Of course, it’s an open question if it has really even stuck to A-Rod. After his 2014 in the wilderness, his 2015 comeback and his retirement, Rodriguez has undergone a complete image makeover. He now portrays himself as a businessman and a family man. Getting engaged to Jennifer Lopez hasn’t hurt his image. He’s also, shockingly, a pitchman once again, appearing in TV commercials as if he wasn’t, a few short years ago, the most loathed figure in the game. Most notably, he is now the top analyst for Major League Baseball’s flagship broadcast, Sunday Night Baseball on ESPN. He even makes high-profile appearances with his old nemesis, Manfred, at official events honoring legends of the game:

(Photo by Alex Trautwig/MLB Photos via Getty Images)

 

I guess time heals all wounds.

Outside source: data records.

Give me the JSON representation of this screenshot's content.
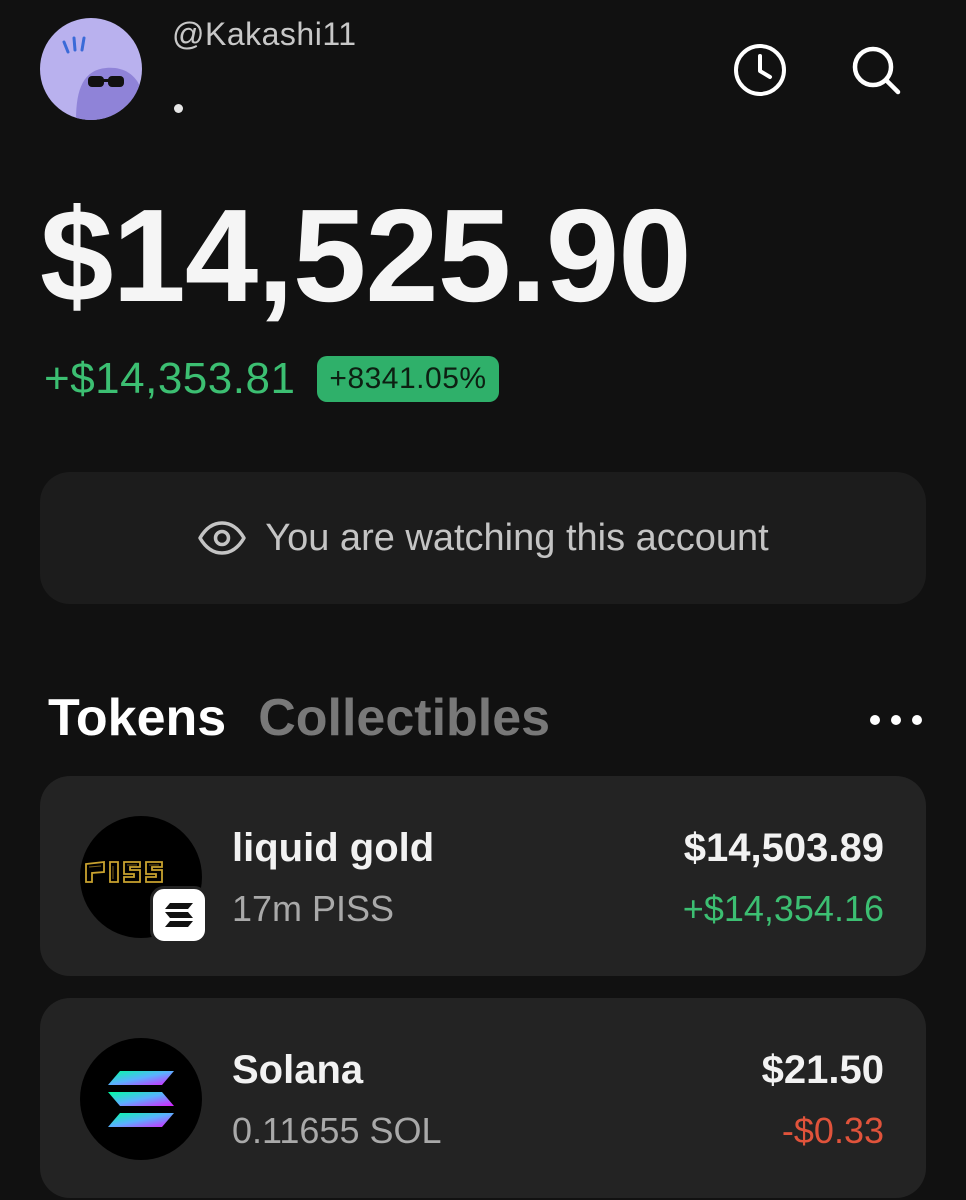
{
  "header": {
    "username": "@Kakashi11",
    "avatar_icon": "sunglasses-character-icon",
    "history_icon": "clock-icon",
    "search_icon": "search-icon"
  },
  "portfolio": {
    "balance": "$14,525.90",
    "change_amount": "+$14,353.81",
    "change_percent": "+8341.05%"
  },
  "watch_banner": {
    "icon": "eye-icon",
    "text": "You are watching this account"
  },
  "tabs": [
    {
      "label": "Tokens",
      "active": true
    },
    {
      "label": "Collectibles",
      "active": false
    }
  ],
  "more_icon": "ellipsis-icon",
  "tokens": [
    {
      "name": "liquid gold",
      "quantity": "17m PISS",
      "value": "$14,503.89",
      "change": "+$14,354.16",
      "change_color": "#3cbf72",
      "logo_icon": "piss-token-icon",
      "chain_badge_icon": "solana-chain-icon"
    },
    {
      "name": "Solana",
      "quantity": "0.11655 SOL",
      "value": "$21.50",
      "change": "-$0.33",
      "change_color": "#e0533b",
      "logo_icon": "solana-icon"
    }
  ],
  "colors": {
    "background": "#111111",
    "positive": "#3cbf72",
    "negative": "#e0533b",
    "badge": "#2fb06a",
    "card": "#232323"
  }
}
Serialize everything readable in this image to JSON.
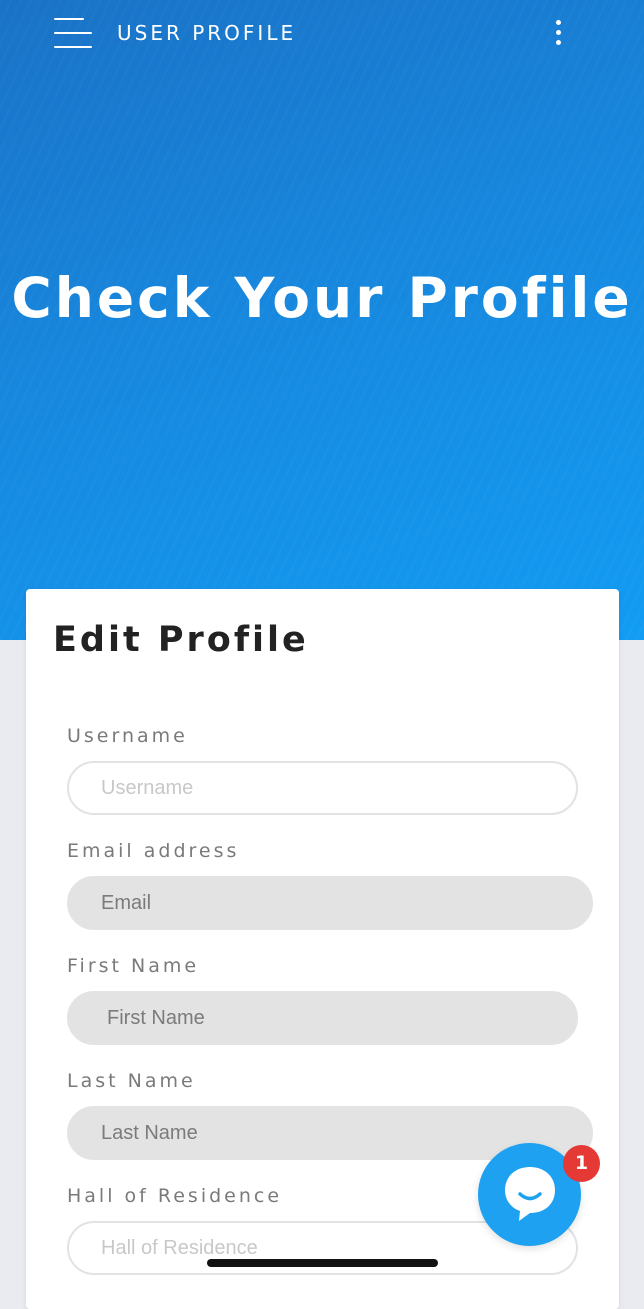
{
  "header": {
    "app_title": "USER PROFILE",
    "menu_icon": "hamburger-menu-icon",
    "more_icon": "more-vertical-icon"
  },
  "hero": {
    "title": "Check Your Profile",
    "gradient_start": "#1a72c6",
    "gradient_end": "#129cf3"
  },
  "form": {
    "title": "Edit Profile",
    "fields": [
      {
        "label": "Username",
        "placeholder": "Username",
        "value": ""
      },
      {
        "label": "Email address",
        "placeholder": "Email",
        "value": ""
      },
      {
        "label": "First Name",
        "placeholder": "First Name",
        "value": ""
      },
      {
        "label": "Last Name",
        "placeholder": "Last Name",
        "value": ""
      },
      {
        "label": "Hall of Residence",
        "placeholder": "Hall of Residence",
        "value": ""
      }
    ]
  },
  "chat": {
    "icon": "chat-bubble-icon",
    "badge_count": "1",
    "button_color": "#1ea1f1",
    "badge_color": "#e53935"
  }
}
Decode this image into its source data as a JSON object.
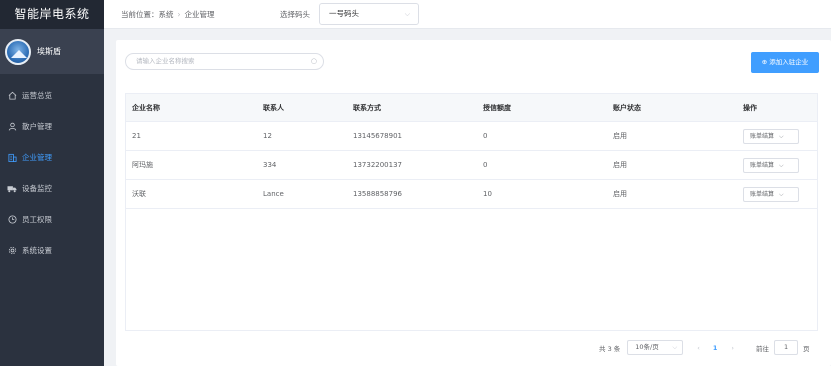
{
  "app": {
    "title": "智能岸电系统"
  },
  "user": {
    "name": "埃斯盾"
  },
  "nav": [
    {
      "label": "运营总览",
      "icon": "home-icon"
    },
    {
      "label": "散户管理",
      "icon": "user-icon"
    },
    {
      "label": "企业管理",
      "icon": "building-icon",
      "active": true
    },
    {
      "label": "设备监控",
      "icon": "truck-icon"
    },
    {
      "label": "员工权限",
      "icon": "clock-icon"
    },
    {
      "label": "系统设置",
      "icon": "gear-icon"
    }
  ],
  "breadcrumb": {
    "prefix": "当前位置：",
    "items": [
      "系统",
      "企业管理"
    ],
    "separator": "›"
  },
  "dock": {
    "label": "选择码头",
    "value": "一号码头"
  },
  "search": {
    "placeholder": "请输入企业名称搜索"
  },
  "add_button": {
    "label": "添加入驻企业"
  },
  "table": {
    "headers": [
      "企业名称",
      "联系人",
      "联系方式",
      "授信额度",
      "账户状态",
      "操作"
    ],
    "rows": [
      {
        "name": "21",
        "contact": "12",
        "phone": "13145678901",
        "credit": "0",
        "status": "启用",
        "action": "账单结算"
      },
      {
        "name": "阿玛施",
        "contact": "334",
        "phone": "13732200137",
        "credit": "0",
        "status": "启用",
        "action": "账单结算"
      },
      {
        "name": "沃联",
        "contact": "Lance",
        "phone": "13588858796",
        "credit": "10",
        "status": "启用",
        "action": "账单结算"
      }
    ]
  },
  "pager": {
    "total": "共 3 条",
    "page_size": "10条/页",
    "prev": "‹",
    "current": "1",
    "next": "›",
    "goto_label": "前往",
    "goto_value": "1",
    "goto_unit": "页"
  },
  "colors": {
    "sidebar": "#2b323f",
    "accent": "#409eff"
  }
}
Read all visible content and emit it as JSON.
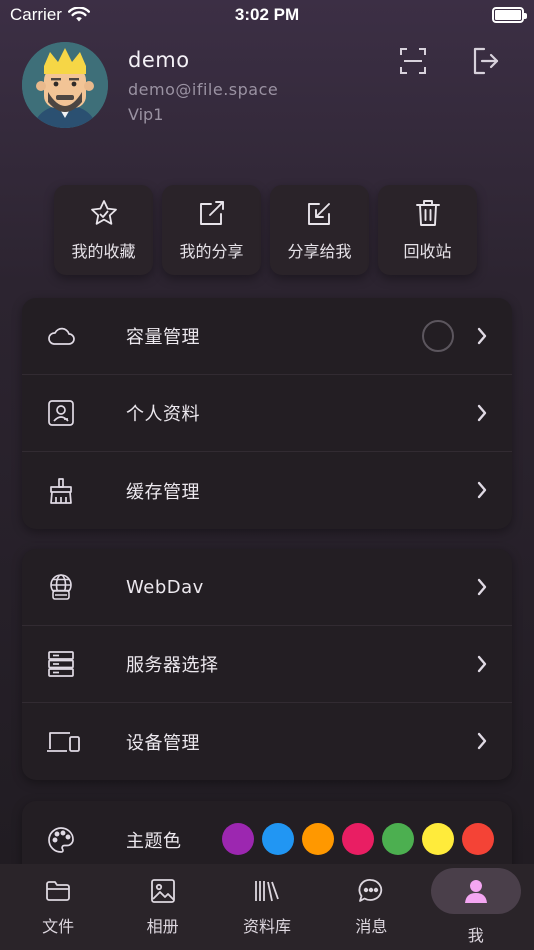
{
  "status_bar": {
    "carrier": "Carrier",
    "time": "3:02 PM"
  },
  "profile": {
    "name": "demo",
    "email": "demo@ifile.space",
    "level": "Vip1"
  },
  "quick_actions": [
    {
      "label": "我的收藏",
      "icon": "star-icon"
    },
    {
      "label": "我的分享",
      "icon": "share-out-icon"
    },
    {
      "label": "分享给我",
      "icon": "share-in-icon"
    },
    {
      "label": "回收站",
      "icon": "trash-icon"
    }
  ],
  "menu_group_1": [
    {
      "label": "容量管理",
      "icon": "cloud-icon"
    },
    {
      "label": "个人资料",
      "icon": "profile-card-icon"
    },
    {
      "label": "缓存管理",
      "icon": "broom-icon"
    }
  ],
  "menu_group_2": [
    {
      "label": "WebDav",
      "icon": "globe-icon"
    },
    {
      "label": "服务器选择",
      "icon": "server-icon"
    },
    {
      "label": "设备管理",
      "icon": "devices-icon"
    }
  ],
  "theme": {
    "label": "主题色",
    "colors": [
      "#9c27b0",
      "#2196f3",
      "#ff9800",
      "#e91e63",
      "#4caf50",
      "#ffeb3b",
      "#f44336"
    ]
  },
  "tabs": [
    {
      "label": "文件",
      "icon": "folder-icon"
    },
    {
      "label": "相册",
      "icon": "photo-icon"
    },
    {
      "label": "资料库",
      "icon": "library-icon"
    },
    {
      "label": "消息",
      "icon": "message-icon"
    },
    {
      "label": "我",
      "icon": "person-icon",
      "active": true
    }
  ]
}
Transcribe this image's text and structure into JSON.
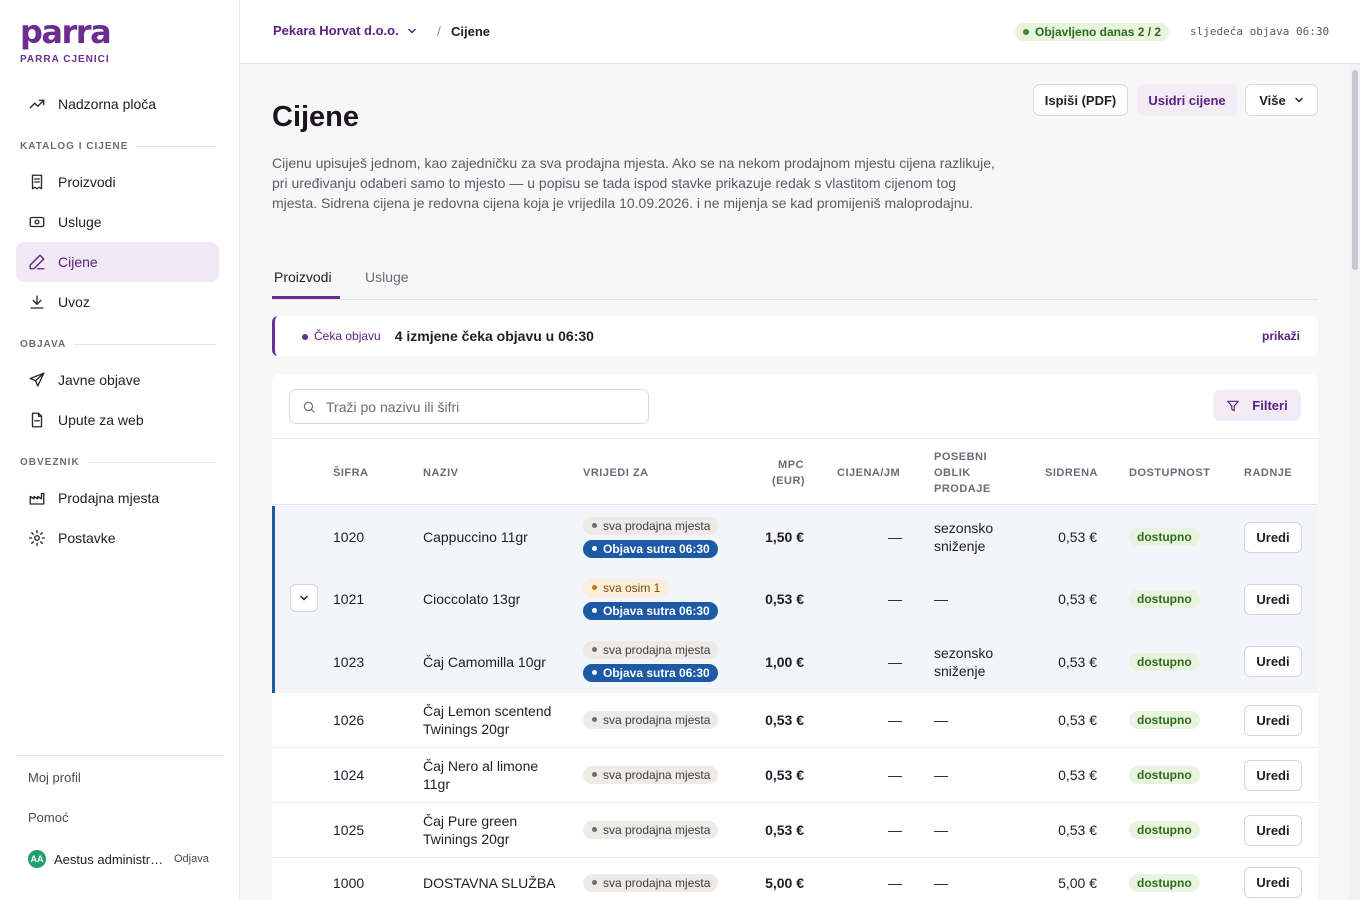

And, I would guess, that the Biogenesis Scandal can properly be called the final chapter of The Steroid Era.

 

PREVIOUS ENTRIES 

No. 9: Bullpen Mania Takes Over the Game
No. 10: The Rise of the Young Player
No. 11: Baseball Goes From Deadball To Juiced Ball
No. 12: Baseball Begins Rewriting the Rulebook
No. 13: Baseball Adds a Second Wild Card
No, 14: Albert Pujols Signs With the Angels
No. 15: Baseball Continues a Remarkable Run of Labor Peace
No. 16: Baseball implements a domestic violence policy
No. 17: Cardinals Employee Hacks Astros’ Database
No. 18: Frank and Jamie McCourt Bankrupt the Dodgers
No. 19: Baseball Embraces Gambling
No. 20: The Hall of Fame Logjam
No. 21: The Bat-flippers Win the Battle Over the Unwritten Rules
No. 22: Astros switch leagues
No. 23: The Strasburg Shutdown
No. 24: Chicken and Beer
No. 25: All-Star Game no longer counts
Honorable mention: Astros Sign Stealing Scandal